B. Both parties agree that Sanborn's trial counsel failed to preserve error on the evidentiary insufficiency just described. See State v. Crone, 545 N.W.2d 267, 270 (Iowa 1996) (to preserve error, motion for judgment of acquittal must include grounds supporting reversal on appeal); State v. Geier, 484 N.W.2d 167, 170 (Iowa 1992) (same). Appellate counsel now urges reversal based on ineffectiveness of counsel. To prevail on this Sixth Amendment claim, Sanborn must prove (1) that trial counsel's performance was deficient and (2) counsel's deficiency prejudiced the defendant. Strickland v. Washington, 466 U.S. 668, 687, 104 S. Ct. 2052, 2064, 80 L. Ed. 2d 674, 693 (1984); State v. Shumpert, 554 N.W.2d 250, 254 (Iowa 1996). On the first element, Sanborn must prove counsel's performance fell outside the normal range of competency. Crone, 545 N.W.2d at 270. To prove prejudice Sanborn must establish that but for counsel's error the outcome of the trial would have been different. Id.
On the question of performance, we can conceive of no reasonable trial strategy that would explain why Sanborn's counsel permitted the State to sidestep its burden of proving an essential element of the felon-in-possession-of-a-firearm charge.
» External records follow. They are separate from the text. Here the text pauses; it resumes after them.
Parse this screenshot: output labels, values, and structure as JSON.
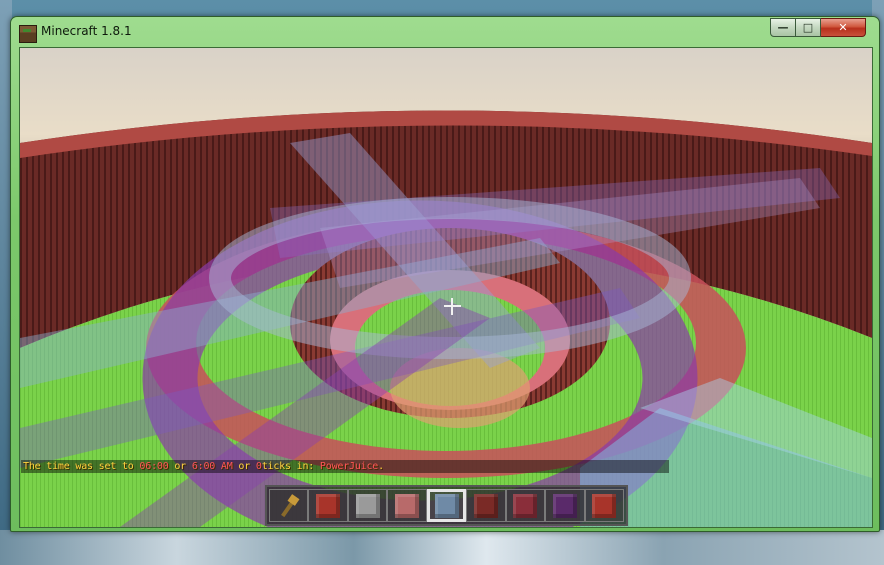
{
  "window": {
    "title": "Minecraft 1.8.1",
    "minimize_glyph": "—",
    "maximize_glyph": "□",
    "close_glyph": "✕"
  },
  "chat": {
    "segments": [
      {
        "text": "The time was set to ",
        "color": "#ffd23f"
      },
      {
        "text": "06:00",
        "color": "#ff5555"
      },
      {
        "text": " or ",
        "color": "#ffd23f"
      },
      {
        "text": "6:00 AM",
        "color": "#ff5555"
      },
      {
        "text": " or ",
        "color": "#ffd23f"
      },
      {
        "text": "0",
        "color": "#ff5555"
      },
      {
        "text": "ticks in: ",
        "color": "#ffd23f"
      },
      {
        "text": "PowerJuice",
        "color": "#ff5555"
      },
      {
        "text": ".",
        "color": "#ffd23f"
      }
    ]
  },
  "hotbar": {
    "selected_index": 4,
    "slots": [
      {
        "item": "golden-axe",
        "color": "#c89a3a"
      },
      {
        "item": "red-block",
        "color": "#a8342a"
      },
      {
        "item": "gray-block",
        "color": "#9a9a9a"
      },
      {
        "item": "pink-block",
        "color": "#b86a6a"
      },
      {
        "item": "light-blue-block",
        "color": "#6f8aa6"
      },
      {
        "item": "dark-red-block",
        "color": "#7a2a26"
      },
      {
        "item": "crimson-block",
        "color": "#8a2e3a"
      },
      {
        "item": "purple-block",
        "color": "#5a2a6a"
      },
      {
        "item": "red-block",
        "color": "#a8342a"
      }
    ]
  },
  "icons": {
    "app": "minecraft-grass-block-icon",
    "crosshair": "crosshair-icon"
  }
}
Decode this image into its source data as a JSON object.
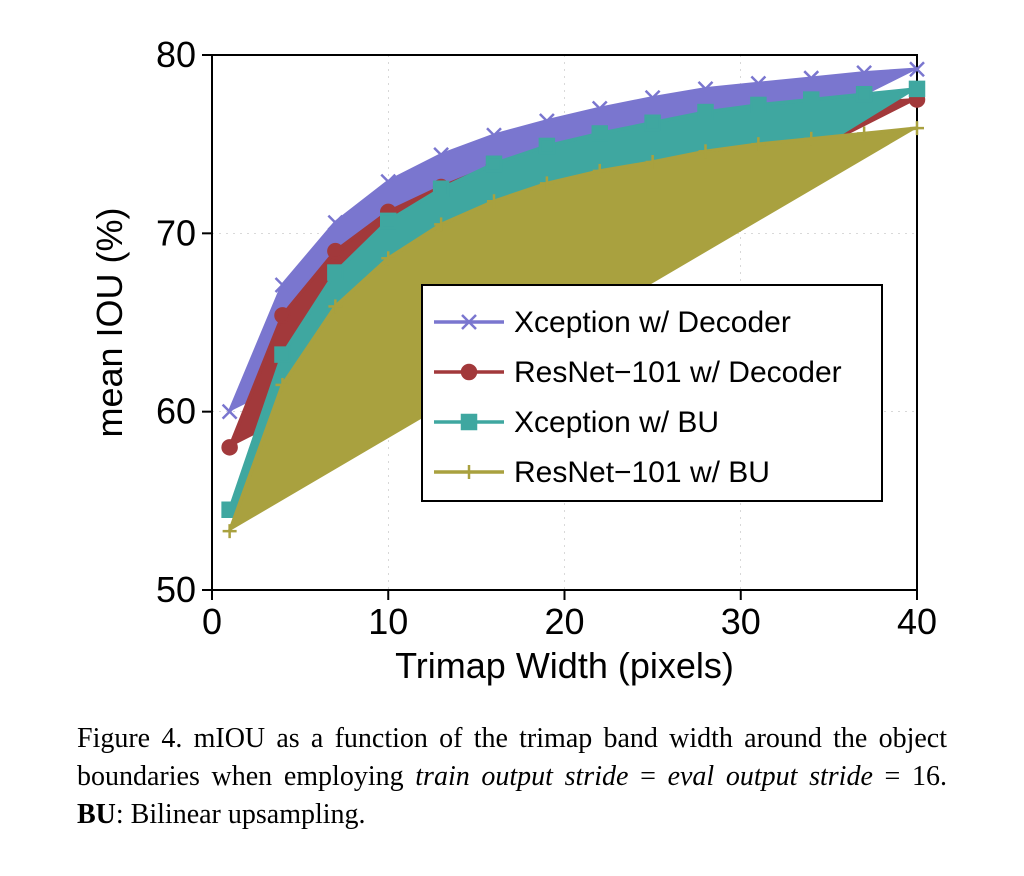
{
  "chart_data": {
    "type": "line",
    "title": "",
    "xlabel": "Trimap Width (pixels)",
    "ylabel": "mean IOU (%)",
    "xlim": [
      0,
      40
    ],
    "ylim": [
      50,
      80
    ],
    "xticks": [
      0,
      10,
      20,
      30,
      40
    ],
    "yticks": [
      50,
      60,
      70,
      80
    ],
    "x": [
      1,
      4,
      7,
      10,
      13,
      16,
      19,
      22,
      25,
      28,
      31,
      34,
      37,
      40
    ],
    "series": [
      {
        "name": "Xception w/ Decoder",
        "marker": "x",
        "color": "#7a76cf",
        "values": [
          60.0,
          67.1,
          70.6,
          72.9,
          74.4,
          75.5,
          76.3,
          77.0,
          77.6,
          78.1,
          78.4,
          78.7,
          79.0,
          79.2
        ]
      },
      {
        "name": "ResNet−101 w/ Decoder",
        "marker": "o",
        "color": "#a2393b",
        "values": [
          58.0,
          65.4,
          69.0,
          71.2,
          72.6,
          73.8,
          74.7,
          75.3,
          75.8,
          76.3,
          76.7,
          77.0,
          77.3,
          77.5
        ]
      },
      {
        "name": "Xception w/ BU",
        "marker": "square",
        "color": "#3fa7a0",
        "values": [
          54.5,
          63.2,
          67.8,
          70.7,
          72.5,
          73.9,
          74.9,
          75.6,
          76.2,
          76.8,
          77.2,
          77.5,
          77.8,
          78.1
        ]
      },
      {
        "name": "ResNet−101 w/ BU",
        "marker": "plus",
        "color": "#a9a13f",
        "values": [
          53.3,
          61.5,
          65.9,
          68.6,
          70.5,
          71.8,
          72.8,
          73.5,
          74.0,
          74.6,
          75.0,
          75.3,
          75.6,
          75.9
        ]
      }
    ],
    "legend_position": "inside-right",
    "grid": true
  },
  "caption": {
    "prefix": "Figure 4.",
    "body_part1": "mIOU as a function of the trimap band width around the object boundaries when employing",
    "ital1": "train output stride",
    "eq1": "=",
    "ital2": "eval output stride",
    "eq2": "= 16.",
    "bu_label": "BU",
    "bu_desc": ": Bilinear upsampling."
  }
}
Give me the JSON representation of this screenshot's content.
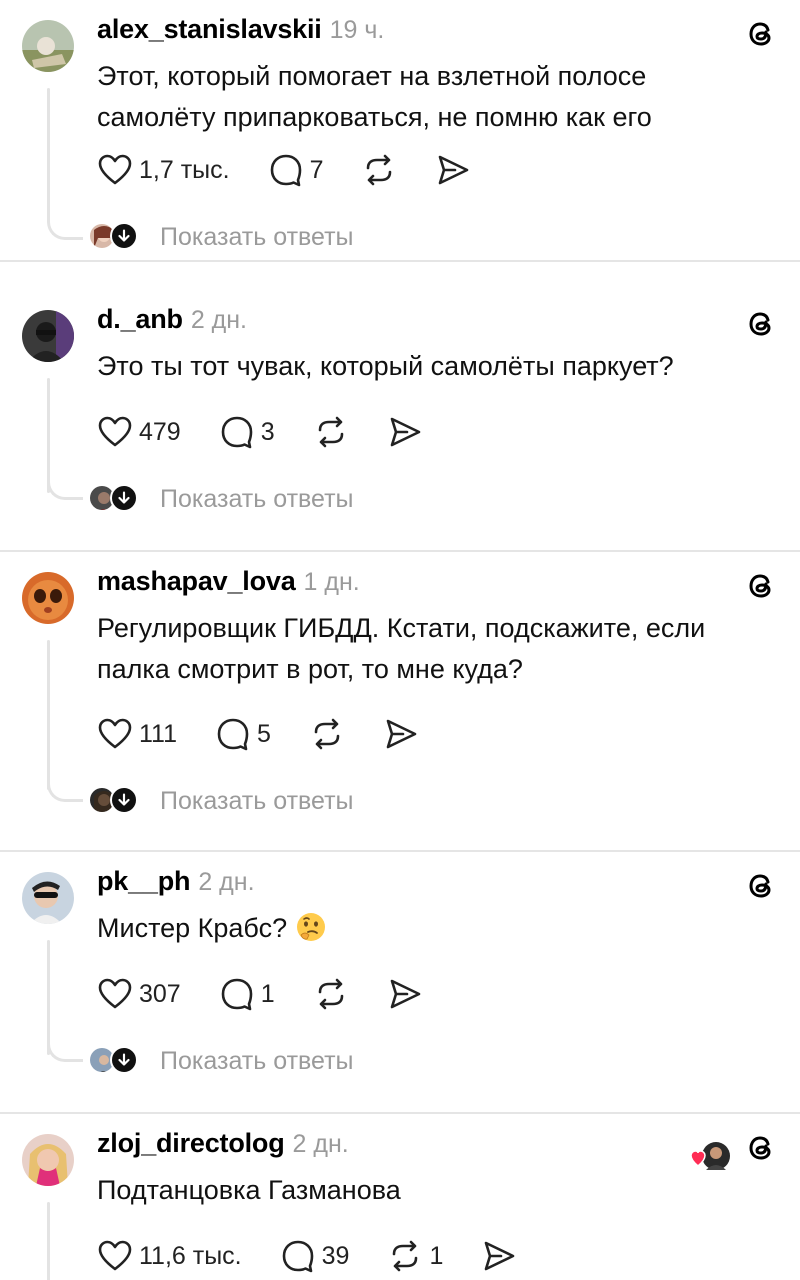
{
  "posts": [
    {
      "username": "alex_stanislavskii",
      "time": "19 ч.",
      "text_lines": [
        "Этот, который помогает на взлетной полосе",
        "самолёту припарковаться, не помню как его"
      ],
      "likes": "1,7 тыс.",
      "comments": "7",
      "reposts": "",
      "show_replies": "Показать ответы"
    },
    {
      "username": "d._anb",
      "time": "2 дн.",
      "text_lines": [
        "Это ты тот чувак, который самолёты паркует?"
      ],
      "likes": "479",
      "comments": "3",
      "reposts": "",
      "show_replies": "Показать ответы"
    },
    {
      "username": "mashapav_lova",
      "time": "1 дн.",
      "text_lines": [
        "Регулировщик ГИБДД. Кстати, подскажите, если",
        "палка смотрит в рот, то мне куда?"
      ],
      "likes": "111",
      "comments": "5",
      "reposts": "",
      "show_replies": "Показать ответы"
    },
    {
      "username": "pk__ph",
      "time": "2 дн.",
      "text_lines": [
        "Мистер Крабс?"
      ],
      "emoji": "thinking-face",
      "likes": "307",
      "comments": "1",
      "reposts": "",
      "show_replies": "Показать ответы"
    },
    {
      "username": "zloj_directolog",
      "time": "2 дн.",
      "text_lines": [
        "Подтанцовка Газманова"
      ],
      "likes": "11,6 тыс.",
      "comments": "39",
      "reposts": "1",
      "liked_by_author": true
    }
  ],
  "icons": {
    "like": "heart-icon",
    "comment": "comment-icon",
    "repost": "repost-icon",
    "share": "share-icon",
    "brand": "threads-icon"
  },
  "colors": {
    "text": "#111111",
    "muted": "#9a9a9a",
    "divider": "#e5e5e5",
    "liked_heart": "#ff2d55"
  }
}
We have stated that "absent defendant's concession or admission made of record, the State, as part of its case in chief, was required to show defendant's status as a felon." State v. Walton, 311 N.W.2d 110, 112 (Iowa 1981). Counsel, in effect, conceded the point by failing to object to the trial court's intention to take judicial notice of the 1993 Florida statute. The court assumed without proof that punishment for the crime exceeded one year, a critical error counsel failed to preserve in his motion for judgment of acquittal.
Sanborn also makes a strong case on the prejudice prong of the Strickland test. Had counsel alerted the trial court that the record contained insufficient evidence, the court would have been justified in directing a verdict in favor of Sanborn based on lack of substantial evidence on an essential element of the crime. Compounding the error, the court instructed the jury that "grand theft auto in the second degree is a felony in the State of Florida." Thus the jury was not even permitted to draw its own factual conclusion as to whether or not the State met its burden of proof. See Iowa R. Evid. 201(g) (in criminal case, court shall instruct jury "that it may, but is not required to, accept as conclusive any fact judicially noticed").
Trial counsel's failure to challenge the sufficiency of the State's proof concerning the firearm charge requires reversal of that conviction. Based on the overwhelming proof against Sanborn on the third-degree burglary charge, however, we are unable to conclude the error tainted that verdict. We therefore affirm the district court's judgment and sentence for third-degree burglary.
AFFIRMED IN PART AND REVERSED IN PART.NOTES
 The statute states, in pertinent part:
A judicial record ... of another state may be proved by the attestation of the clerk and the seal of the court annexed, if there is a seal, together with a certificate of a [judicial officer] that the attestation is in due form of law.
Iowa Code § 622.53.
 The rule provides an exception for
records, reports, statements, or data compilations in any form of a public office or agency setting forth its regularly conducted and regularly recorded activities, or matters observed pursuant to a duty imposed by law and as to which there was a duty to report....
Iowa R. Evid. 803(8).
 The criminal statute pertinently provides:
A person who is convicted of a felony in a state or federal court and who knowingly has under the person's dominion and control ... a firearm or offensive weapon is guilty of a class "D" felony.
Iowa Code § 724.26.